“All in all,” Yerushalmi wrote in the memo, obtained by The Times, “the North Coast Railroad Authority resurrection would cost from $500 million to $1 billion and require a maintenance expenditure that would rule out profitable operation ever under any scenario. That is precisely why the Southern Pacific Railroad, despite its very deep pockets, was unable to maintain operations on the line.”
But Yerushalmi’s memo warning of an “economic and public relations disaster” came during the heady period of state budget surpluses when political leaders dreamed of a “new economy” fueled by the dot-com boom.
Facing reelection in 2002, Davis had come up with an ambitious $6.8-billion “traffic congestion relief program” that bypassed the Department of Transportation, the Transportation Commission and other state agencies, instead appealing directly to local leaders to come up with their own pet projects.

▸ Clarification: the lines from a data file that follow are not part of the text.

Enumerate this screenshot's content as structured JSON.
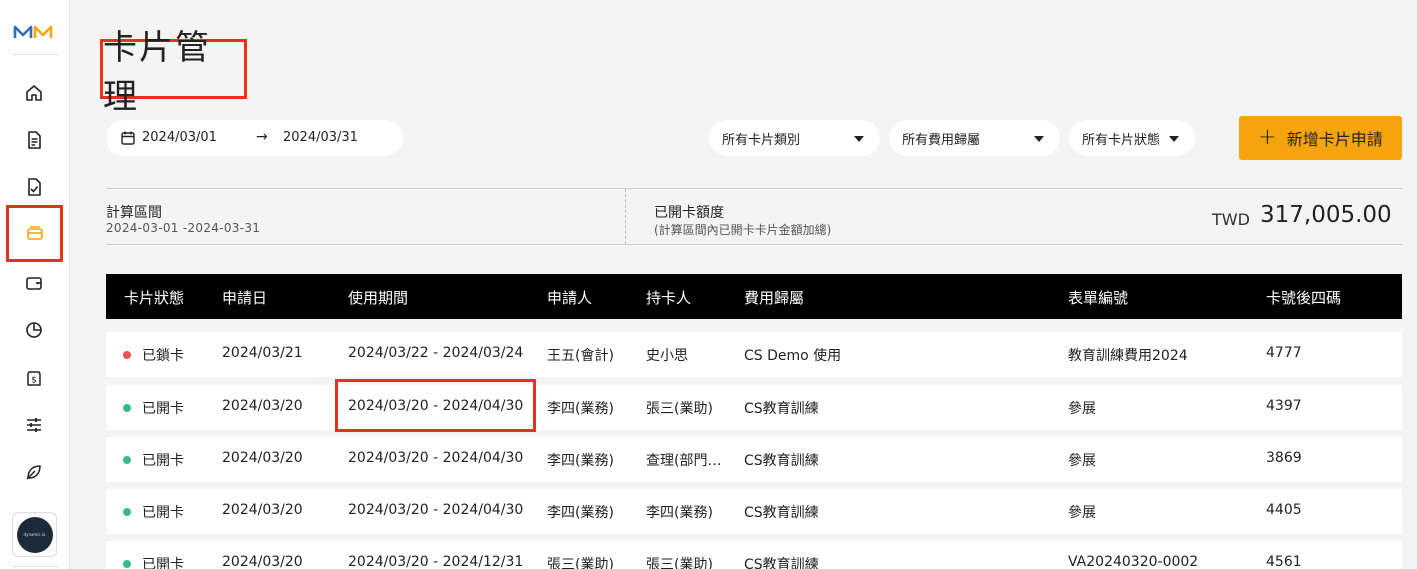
{
  "brand": {
    "logo_text": "MM",
    "logo_colors": [
      "#2d6fb8",
      "#f5a40b"
    ]
  },
  "sidebar": {
    "items": [
      {
        "icon": "home-icon",
        "active": false
      },
      {
        "icon": "document-icon",
        "active": false
      },
      {
        "icon": "document-check-icon",
        "active": false
      },
      {
        "icon": "credit-card-icon",
        "active": true
      },
      {
        "icon": "wallet-icon",
        "active": false
      },
      {
        "icon": "pie-chart-icon",
        "active": false
      },
      {
        "icon": "dollar-circle-icon",
        "active": false
      },
      {
        "icon": "sliders-icon",
        "active": false
      },
      {
        "icon": "leaf-icon",
        "active": false
      }
    ],
    "avatar_text": "dynamic.io"
  },
  "page": {
    "title": "卡片管理"
  },
  "filters": {
    "date_start": "2024/03/01",
    "date_end": "2024/03/31",
    "card_type": "所有卡片類別",
    "cost_owner": "所有費用歸屬",
    "card_status": "所有卡片狀態",
    "add_button": "新增卡片申請"
  },
  "summary": {
    "period_label": "計算區間",
    "period_value": "2024-03-01 -2024-03-31",
    "limit_label": "已開卡額度",
    "limit_note": "(計算區間內已開卡卡片金額加總)",
    "currency": "TWD",
    "amount": "317,005.00"
  },
  "table": {
    "headers": [
      "卡片狀態",
      "申請日",
      "使用期間",
      "申請人",
      "持卡人",
      "費用歸屬",
      "表單編號",
      "卡號後四碼"
    ],
    "rows": [
      {
        "status": "已鎖卡",
        "status_color": "#e8505b",
        "apply_date": "2024/03/21",
        "period": "2024/03/22 - 2024/03/24",
        "applicant": "王五(會計)",
        "holder": "史小思",
        "cost": "CS Demo 使用",
        "form": "教育訓練費用2024",
        "last4": "4777",
        "highlight": false
      },
      {
        "status": "已開卡",
        "status_color": "#3cb98a",
        "apply_date": "2024/03/20",
        "period": "2024/03/20 - 2024/04/30",
        "applicant": "李四(業務)",
        "holder": "張三(業助)",
        "cost": "CS教育訓練",
        "form": "參展",
        "last4": "4397",
        "highlight": true
      },
      {
        "status": "已開卡",
        "status_color": "#3cb98a",
        "apply_date": "2024/03/20",
        "period": "2024/03/20 - 2024/04/30",
        "applicant": "李四(業務)",
        "holder": "查理(部門…",
        "cost": "CS教育訓練",
        "form": "參展",
        "last4": "3869",
        "highlight": false
      },
      {
        "status": "已開卡",
        "status_color": "#3cb98a",
        "apply_date": "2024/03/20",
        "period": "2024/03/20 - 2024/04/30",
        "applicant": "李四(業務)",
        "holder": "李四(業務)",
        "cost": "CS教育訓練",
        "form": "參展",
        "last4": "4405",
        "highlight": false
      },
      {
        "status": "已開卡",
        "status_color": "#3cb98a",
        "apply_date": "2024/03/20",
        "period": "2024/03/20 - 2024/12/31",
        "applicant": "張三(業助)",
        "holder": "張三(業助)",
        "cost": "CS教育訓練",
        "form": "VA20240320-0002",
        "last4": "4561",
        "highlight": false
      }
    ]
  }
}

Topping the wish list of Sen. Chesbro, who also was facing reelection, was saving the Northwestern Pacific.
“As notorious as the railroad is,” said a senior transportation official working in the Legislature, “it always seems to find a champion like Sen. Chesbro who comes through for it.... It’s like that cousin you have in the family who has a substance-abuse problem but who keeps getting welcomed back.”
Instead of heeding Yerushalmi’s warning, the governor’s office recommended sinking $60 million into the state’s only publicly owned rail freight line. Rather than being rewarded for his efforts, Yerushalmi was reprimanded by his Caltrans boss for sharing his negative memo with a staff member of the Transportation Commission.
Faced with the current budget crisis, which has put a freeze on all but $18 million of the Davis rescue package, arguments by the railroad’s supporters have shifted from touting the line’s economic advantages to warning about the costs of a shutdown and cleanup. Those estimates range from $100 million to $500 million.
“Allowing the railroad to die,” said Arcata City Manager Hauser, “is not just a matter of walking away from it. It means going back in and removing the structures, rails, ties, tunnel and bridges from the Eel River Canyon. At the time of the proposed abandonment by Southern Pacific, this was three or four times the cost of rehabilitation.”
Because most of the Eel River portion of the line is inaccessible by road, the tracks would have to be restored so that dismantling equipment could get into the canyon.
“The ultimate irony,” said North Coast Railroad Authority director Christy, who recently announced he was quitting to take a job with a Wisconsin trucking company, “is that we aren’t going away even if it is decommissioned. You would have to build [another] railroad to clean it up.”